Mr. Simpson has captured the very essence of what is wrong with the CBC. In attempting to popularize CBC radio in an attempt to capture a larger audience, the CBC has alienated its core audience and ensured that it will become even more difficult for it to convince the government (and taxpayers) to fund it.
Imagine what would have happened in March 2007 if CBC management had issued an appeal to its listeners, telling its loyal audience that it required more funding to maintain its current programming. Imagine if the CBC had put it as bluntly as this: if we don't get more funding from the government, we'll be forced to cancel classical programming on CBC Radio Two, start importing game show programming from the U.S. for evening television broadcasts and will not renew our licensing agreement for the Hockey Night in Canada theme song.
What would have been the result? Why, Canadians would have been up in arms! Letters would have been written to the editors of the national newspapers, to Members of Parliament, to the Minister of Heritage in support of the CBC, demanding increased funding for the CBC! Loyal Radio Two listeners would have donated money to the CBC in response to PBS-style campaigns for donations! There might have even been people marching in the streets in support of increased funding for the CBC!
Well, if you've been reading this blog or paying attention to recent events, you know what happened. Instead, CBC management tried to implement their programming changes without explaining what their overall plans were and without prior announcements making it clear to listeners what was happening until it was too late. First came the March 2007 programming changes. Then - as best I can recall - further changes in the autumn of 2007, finally culminating in the destruction of the CBC Radio Two programming in September 2008.
What was the result? Of course, letters were written to MPs, to the Minister of Heritage, to the newspapers. People started blogs (such as this one) in protest. People marched in the street in protest. But they were not marching in support of the CBC. No, they were writing letters and protesting against the CBC. So the CBC lost one of its most valuable assets in any fight with the government - the support of its listeners, who also happen to be taxpayers and, more importantly, voters.
So Mr. Simpson is correct. Who cares about funding for the CBC now?
Well, I for one care. In fact, I care quite a bit. I resent the fact that I am funding a public corporation with my tax dollars that does not care one whit for my opinion and that seems determined to run itself into oblivion.
The National Post article states that the CBC funding is currently $34.00 per capita. Note that that is not $34.00 per taxpayer, but $34.00 for every man, woman and child currently living in Canada. If you're a taxpayer, how much are you contributing to the CBC?
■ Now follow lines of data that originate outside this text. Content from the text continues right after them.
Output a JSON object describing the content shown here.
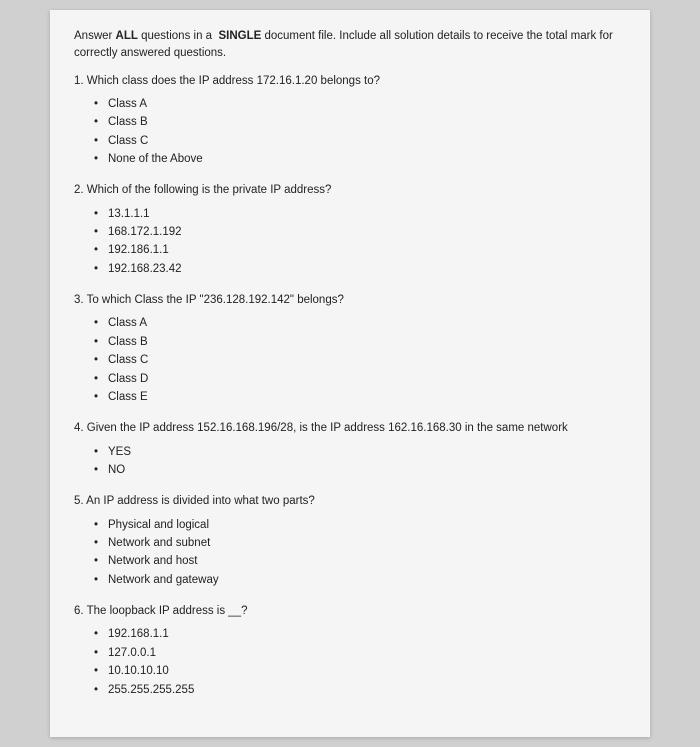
{
  "intro": {
    "line1": "Answer ALL questions in a  SINGLE document file. Include all solution details to receive the total mark for correctly answered",
    "line2": "questions."
  },
  "questions": [
    {
      "id": "q1",
      "text": "1. Which class does the IP address 172.16.1.20 belongs to?",
      "options": [
        "Class A",
        "Class B",
        "Class C",
        "None of the Above"
      ]
    },
    {
      "id": "q2",
      "text": "2. Which of the following is the private IP address?",
      "options": [
        "13.1.1.1",
        "168.172.1.192",
        "192.186.1.1",
        "192.168.23.42"
      ]
    },
    {
      "id": "q3",
      "text": "3. To which Class the IP \"236.128.192.142\" belongs?",
      "options": [
        "Class A",
        "Class B",
        "Class C",
        "Class D",
        "Class E"
      ]
    },
    {
      "id": "q4",
      "text": "4. Given the IP address 152.16.168.196/28, is the IP address 162.16.168.30 in the same network",
      "options": [
        "YES",
        "NO"
      ]
    },
    {
      "id": "q5",
      "text": "5. An IP address is divided into what two parts?",
      "options": [
        "Physical and logical",
        "Network and subnet",
        "Network and host",
        "Network and gateway"
      ]
    },
    {
      "id": "q6",
      "text": "6. The loopback IP address is __?",
      "options": [
        "192.168.1.1",
        "127.0.0.1",
        "10.10.10.10",
        "255.255.255.255"
      ]
    }
  ]
}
Just as a quick check on the figures, we can take the 2008 budget for the CBC as $1,115,424,000 and the population of Canada as 33,212,696 (as of July 2008). The per capita funding thus works out as $33.58. So the figure of $34.00 per capita seems to be correct.
However, if we take the labour force participation in Canada (18,245,100) during 2008 as a proxy for the number of taxpayers, then the CBC funding per taxpayer works out as $61.14. (Yes, I know that this does not include retirees and others who are not in the labour force who also pay taxes, but as I said, I'm using the labour force participation rate as a proxy for the number of taxpayers in Canada. If you have a figure for the number of taxpayers in Canada, you can do the calculation yourself and figure out how much each taxpayer is paying.) So you, if you are paying taxes in Canada, paid (on average) approximately $61.14 for the CBC in 2008.
Well, I for one would like my money back.